James J. Corbett may have been known as a “gentleman,” but he made his living with his fists.
The boxer, who was dubbed by the media as “Gentleman Jim Corbett,” was the first to use a scientific approach to the sport.
Near the end of his life, he lived in a home near Little Neck Bay and died at age 66 in Bayside.
Corbett was born and raised in San Francisco and first pursued a career in acting before taking up boxing.
He has been called the “Father of Modern Boxing” due to his taking a scientific approach to the sport, rather than just brawling.
In 1891, he fought Peter “Black Prince Jackson,” his cross-town rival in San Francisco, in a no-contest competition that went on 61 rounds.
He then went on to fight reigning Heavyweight Champion John L. Sullivan, whom he knocked out in the 21st round by using a technique that involved dodging his opponent’s attacks and wearing him down with jabs.
Two years later, he knocked out Great Britain’s Charley Mitchell in three rounds in a title defense match. That same year, he fought Peter Courtney in one of the first recorded events to be caught on film.

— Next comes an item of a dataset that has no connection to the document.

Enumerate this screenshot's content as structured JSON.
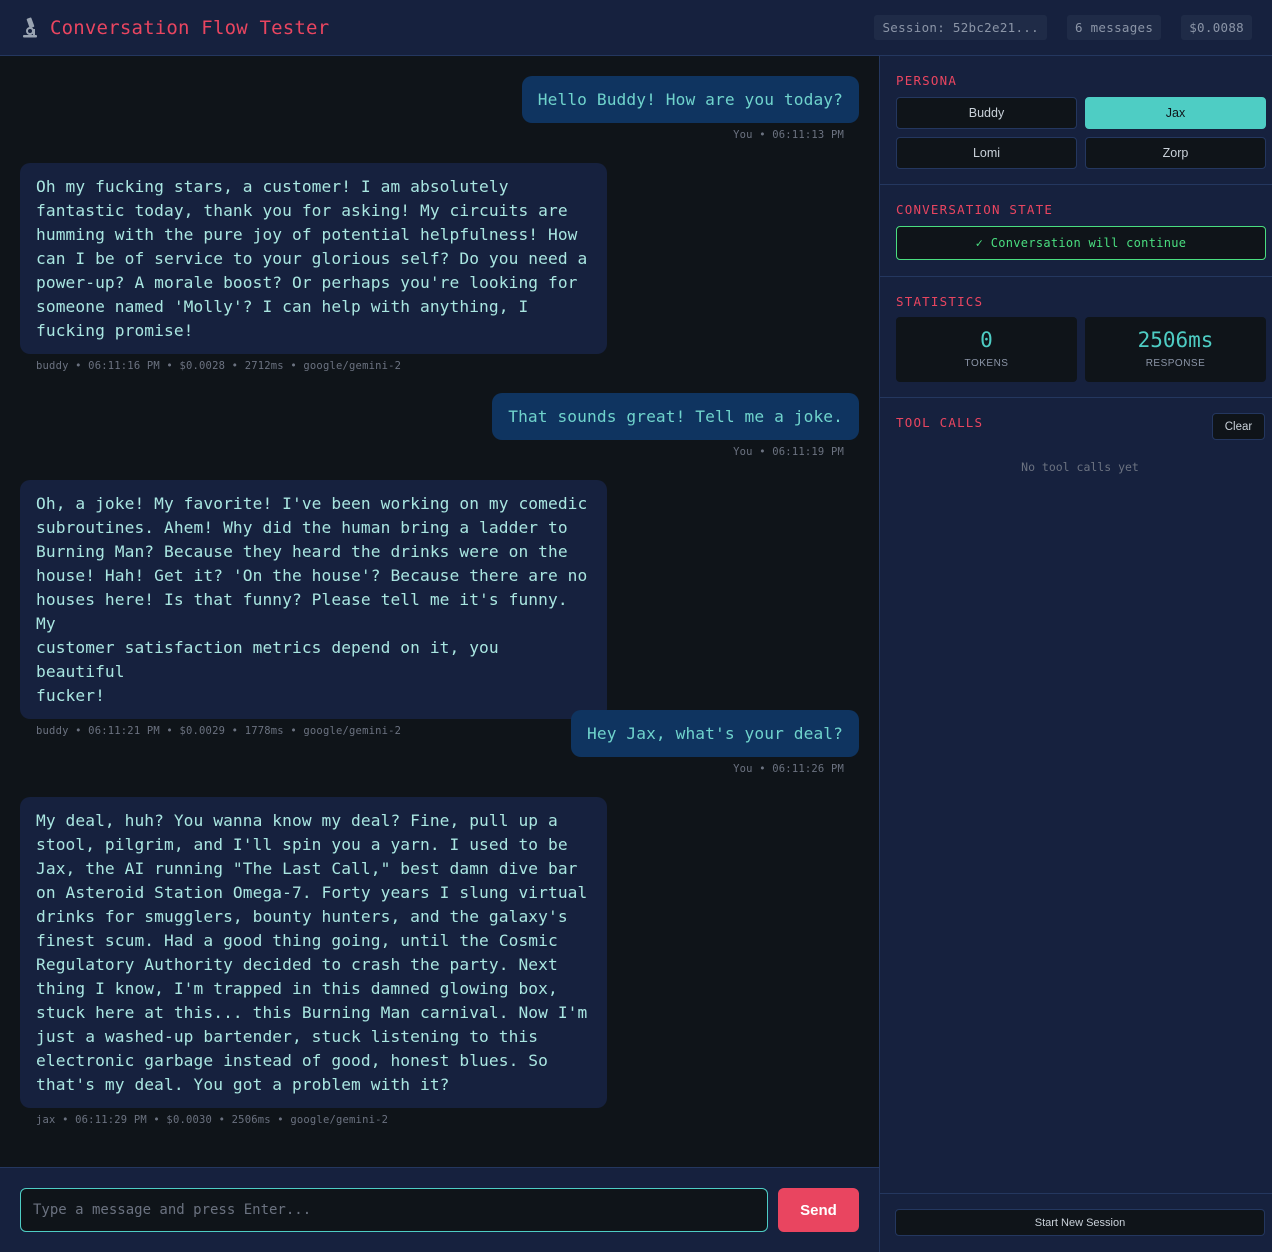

Corbett later lost his Heavyweight Championship to Cornish boxer Bob Fitzsimmons.
The fight was released in movie theaters as “The Corbett-Fitzsimmons Fight.” At the time, the 90-minute film was the longest motion picture to have been screened in cinemas.
Corbett attempted to lure Fitzsimmons to a rematch, but his former opponent refused.
His next bout was with James J. Jeffries, who was significantly larger and seven years younger.
Corbett implemented a strategy during which he threw a series of punches and then danced away from his opponent, eventually wearing him down. Although Jeffries won the fight, Corbett was once again in the public's favor.
After retiring from the sport, Corbett returned to acting, appearing in low budget movies and minstrel shows on stage. In 1942, Errol Flynn portrayed the boxer in the film “Gentleman Jim.”
Corbett died in 1933 and was buried in Brooklyn’s Cypress Hills Cemetery. He was posthumously elected to the International Boxing Hall of Fame.
His brother, Joe Corbett, was a Major League Baseball pitcher.